(Element data from apps and pages)

══════════════════════════════

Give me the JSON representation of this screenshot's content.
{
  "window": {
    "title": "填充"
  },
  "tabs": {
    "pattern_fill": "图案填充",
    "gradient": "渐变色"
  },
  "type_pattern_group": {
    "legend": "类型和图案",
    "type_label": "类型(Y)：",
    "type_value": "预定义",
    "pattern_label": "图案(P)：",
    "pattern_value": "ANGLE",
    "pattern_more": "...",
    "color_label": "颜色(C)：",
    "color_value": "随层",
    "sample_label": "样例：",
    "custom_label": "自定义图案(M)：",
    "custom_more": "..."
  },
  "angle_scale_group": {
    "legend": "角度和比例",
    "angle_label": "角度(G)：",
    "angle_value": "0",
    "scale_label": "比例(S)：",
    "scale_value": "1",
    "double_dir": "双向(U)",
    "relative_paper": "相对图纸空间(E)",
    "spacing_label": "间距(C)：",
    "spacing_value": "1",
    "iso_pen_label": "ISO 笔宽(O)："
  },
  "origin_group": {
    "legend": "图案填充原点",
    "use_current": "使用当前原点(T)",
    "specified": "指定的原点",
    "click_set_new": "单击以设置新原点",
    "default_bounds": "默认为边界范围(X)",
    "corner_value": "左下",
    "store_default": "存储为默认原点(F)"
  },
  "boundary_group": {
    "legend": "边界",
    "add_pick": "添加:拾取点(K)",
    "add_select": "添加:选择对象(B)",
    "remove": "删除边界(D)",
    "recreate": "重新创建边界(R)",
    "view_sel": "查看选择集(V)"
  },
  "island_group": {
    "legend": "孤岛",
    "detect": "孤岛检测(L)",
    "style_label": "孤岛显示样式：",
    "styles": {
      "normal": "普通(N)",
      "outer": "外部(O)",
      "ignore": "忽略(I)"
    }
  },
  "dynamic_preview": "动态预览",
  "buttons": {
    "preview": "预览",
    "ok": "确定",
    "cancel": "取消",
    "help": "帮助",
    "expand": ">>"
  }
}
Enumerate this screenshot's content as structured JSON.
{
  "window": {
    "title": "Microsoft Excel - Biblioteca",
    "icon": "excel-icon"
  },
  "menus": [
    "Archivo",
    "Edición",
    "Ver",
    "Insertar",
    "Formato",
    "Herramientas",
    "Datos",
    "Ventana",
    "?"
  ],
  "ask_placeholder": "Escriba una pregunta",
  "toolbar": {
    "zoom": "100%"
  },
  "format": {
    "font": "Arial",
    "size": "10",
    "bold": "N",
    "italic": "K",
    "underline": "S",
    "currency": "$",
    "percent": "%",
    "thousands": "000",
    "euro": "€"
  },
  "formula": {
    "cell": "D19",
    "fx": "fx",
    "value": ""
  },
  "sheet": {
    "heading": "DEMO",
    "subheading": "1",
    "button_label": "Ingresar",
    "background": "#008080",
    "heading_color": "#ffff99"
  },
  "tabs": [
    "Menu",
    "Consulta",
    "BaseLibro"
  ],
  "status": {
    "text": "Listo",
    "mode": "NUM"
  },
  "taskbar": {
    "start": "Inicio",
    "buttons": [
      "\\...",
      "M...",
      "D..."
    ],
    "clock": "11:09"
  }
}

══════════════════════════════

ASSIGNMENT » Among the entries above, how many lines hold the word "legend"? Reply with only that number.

TASK RESULT » 5